Lea Cohausz, Chair of Artificial Intelligence: Causal Modelling (January 2023)

Lea Cohausz is a doctoral student specializing in artificial intelligence at the University of Mannheim. Previously, she studied Sociology in her Bachelor's degree and the Mannheim Master in Data Science here. Her research interests include data mining in education, human behavior, and goal recognition and plan recognition.

What is your current research topic?

Currently, I am mainly working on the connection between causal and black-box models. Black-box models are, for example, neural networks, which are immensely popular in the Data Science community right now. They are very good at identifying relationships in data and making accurate predictions without expert knowledge. Unfortunately, they are not very good at also telling us why they made a prediction. Causal models, on the other hand, allow us to understand exactly what factors are acting on a variable and how strong the effect of the relationships is. The only drawback here is: constructing causal models usually requires a lot of expert knowledge, and in the end, when used for predictions, such models are unfortunately not as accurate as black-box models. Causal models, or the related Bayes Nets or Directed Acyclic Graphs, are certainly also a topic in computer science or the Data Science community within computer science; currently, however, they are rather a marginal phenomenon. However, because I believe they bring advantages that black-box models simply don't have, even with post-hoc Explainable Artificial Intelligence techniques, I'm looking for ways to combine the advantages of the two approaches. Incidentally, a good “side” effect of this is that it makes you quite clear whether you are using problematic variables (e.g., ethnicity) for predictions – fairness is also one of my areas of interest.
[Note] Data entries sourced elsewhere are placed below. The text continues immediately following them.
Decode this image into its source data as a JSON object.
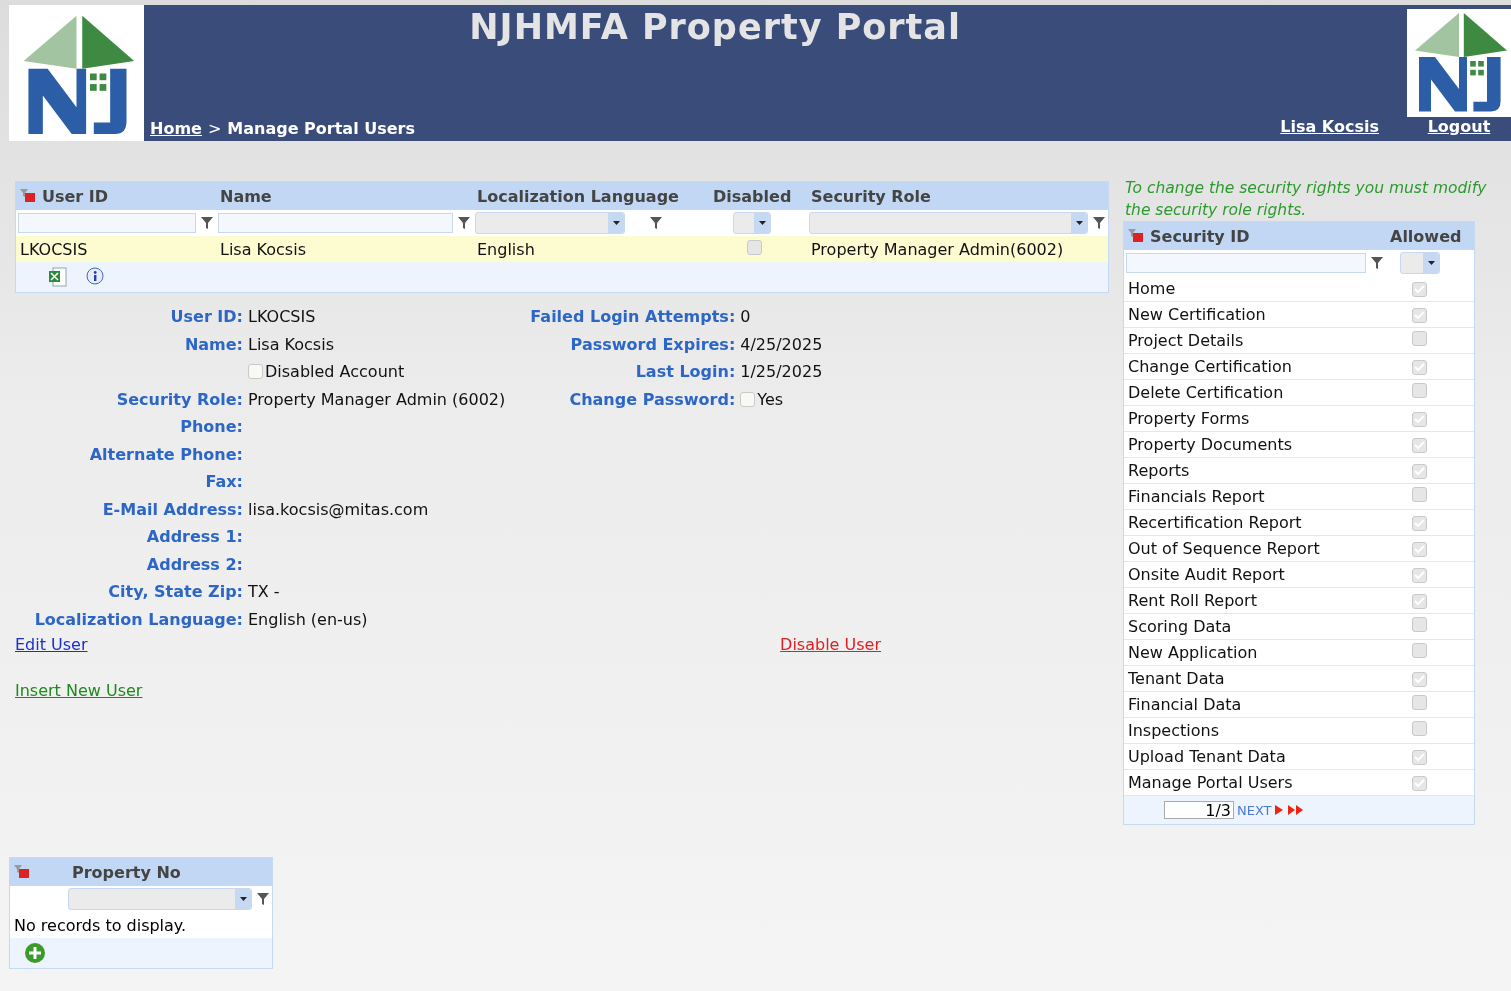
{
  "header": {
    "title": "NJHMFA Property Portal",
    "breadcrumb": {
      "home": "Home",
      "separator": ">",
      "current": "Manage Portal Users"
    },
    "user": "Lisa Kocsis",
    "logout": "Logout"
  },
  "users_grid": {
    "columns": [
      "User ID",
      "Name",
      "Localization Language",
      "Disabled",
      "Security Role"
    ],
    "rows": [
      {
        "user_id": "LKOCSIS",
        "name": "Lisa Kocsis",
        "language": "English",
        "disabled": false,
        "security_role": "Property Manager Admin(6002)",
        "selected": true
      }
    ]
  },
  "details": {
    "left": [
      {
        "kind": "field",
        "label": "User ID:",
        "value": "LKOCSIS"
      },
      {
        "kind": "field",
        "label": "Name:",
        "value": "Lisa Kocsis"
      },
      {
        "kind": "checkbox",
        "value": "Disabled Account",
        "checked": false
      },
      {
        "kind": "field",
        "label": "Security Role:",
        "value": "Property Manager Admin (6002)"
      },
      {
        "kind": "field",
        "label": "Phone:"
      },
      {
        "kind": "field",
        "label": "Alternate Phone:"
      },
      {
        "kind": "field",
        "label": "Fax:"
      },
      {
        "kind": "field",
        "label": "E-Mail Address:",
        "value": "lisa.kocsis@mitas.com"
      },
      {
        "kind": "field",
        "label": "Address 1:"
      },
      {
        "kind": "field",
        "label": "Address 2:"
      },
      {
        "kind": "field",
        "label": "City, State Zip:",
        "value": "TX -"
      },
      {
        "kind": "field",
        "label": "Localization Language:",
        "value": "English (en-us)"
      }
    ],
    "right": [
      {
        "kind": "field",
        "label": "Failed Login Attempts:",
        "value": "0"
      },
      {
        "kind": "field",
        "label": "Password Expires:",
        "value": "4/25/2025"
      },
      {
        "kind": "field",
        "label": "Last Login:",
        "value": "1/25/2025"
      },
      {
        "kind": "checkbox",
        "label": "Change Password:",
        "value": "Yes",
        "checked": false
      }
    ]
  },
  "links": {
    "edit_user": "Edit User",
    "disable_user": "Disable User",
    "insert_new_user": "Insert New User"
  },
  "security": {
    "note": "To change the security rights you must modify the security role rights.",
    "columns": [
      "Security ID",
      "Allowed"
    ],
    "rows": [
      {
        "label": "Home",
        "allowed": true
      },
      {
        "label": "New Certification",
        "allowed": true
      },
      {
        "label": "Project Details",
        "allowed": false
      },
      {
        "label": "Change Certification",
        "allowed": true
      },
      {
        "label": "Delete Certification",
        "allowed": false
      },
      {
        "label": "Property Forms",
        "allowed": true
      },
      {
        "label": "Property Documents",
        "allowed": true
      },
      {
        "label": "Reports",
        "allowed": true
      },
      {
        "label": "Financials Report",
        "allowed": false
      },
      {
        "label": "Recertification Report",
        "allowed": true
      },
      {
        "label": "Out of Sequence Report",
        "allowed": true
      },
      {
        "label": "Onsite Audit Report",
        "allowed": true
      },
      {
        "label": "Rent Roll Report",
        "allowed": true
      },
      {
        "label": "Scoring Data",
        "allowed": false
      },
      {
        "label": "New Application",
        "allowed": false
      },
      {
        "label": "Tenant Data",
        "allowed": true
      },
      {
        "label": "Financial Data",
        "allowed": false
      },
      {
        "label": "Inspections",
        "allowed": false
      },
      {
        "label": "Upload Tenant Data",
        "allowed": true
      },
      {
        "label": "Manage Portal Users",
        "allowed": true
      }
    ],
    "pager": {
      "page": "1/3",
      "next": "NEXT"
    }
  },
  "property_grid": {
    "column": "Property No",
    "empty": "No records to display."
  }
}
For those who have not yet delved deeply into the topic of Data Science: How would you explain to a child what you are working on?

I'm looking for methods to better predict events, but also to better understand them. Let's say you're taking a test at school in a few weeks. I already want to find out how well you will do. But I don't just want to know how you'll do, because that wouldn't do any good. I'm also trying to figure out why you're likely to perform that way. Let's say my computer predicts that you'll probably only get a mediocre score. It then next determines that you haven't quite understood a topic yet, and that a certain additional exercise might help you understand the topic better. I would then recommend that you do that exercise. Hopefully that will help you. In fact, I actually work a lot with data from education – that's a really important topic, after all.

Everyone talks about Data Science – how would you describe the importance of the topic for yourself in three words?

Exciting, occasionally useful.

What points of contact with Data Science does your work have? Which methods do you already use, and which would be interesting for you in the future?

My work can clearly be assigned to the field of Data Science. Some of my methods (e.g. Directed Acyclic Graphs and causal inference) come rather from classical statistics, but the separation between statistics and Data Science is not always given. Most methods, e.g. neural networks, can be directly assigned to the field of Data Science. Methods that will probably be interesting for me in the future are those that lie between classical statistics and Data Science. Furthermore, everything that takes fairness into account is interesting for me.

How high is the value of Data Science for your work? Would your research even be possible without Data Science?

Very high. Well, no.

What development opportunities do you see for the topic of Data Science in relation to your field?

Very big ones. I have to say that because my field is Data Science and I really hope that it will not stagnate for all time. But on a more serious note, up to now it has been relatively common for computer scientists to develop fairly general methods and then for various disciplines to find applications for them. This has worked well so far, because there was a lot to do at first. For example, you can use a mixture of computer vision and natural language processing to digitize and translate medieval text corpora. Totally helpful and great. Or you can crawl huge amounts of real network data from social media, which provides new data for social scientists. I think Data Science has given a lot of disciplines whole new options. Slowly, though, the other disciplines (or even business sectors) are having more specific problems that general methods don't directly help with, or are wondering how exactly they can link their long-developed methods to Data Science. For me, this also includes approaches from the “human in the loop” area, i.e. applications in which Data Science methods and human expert knowledge are continuously linked. In addition, the fairness aspect of the applications is becoming much more important. This will lead to new impulses in the Data Science community and hopefully to completely new methods. I also assume that the community will become more interdisciplinary. In any case, I am excited and looking forward to it.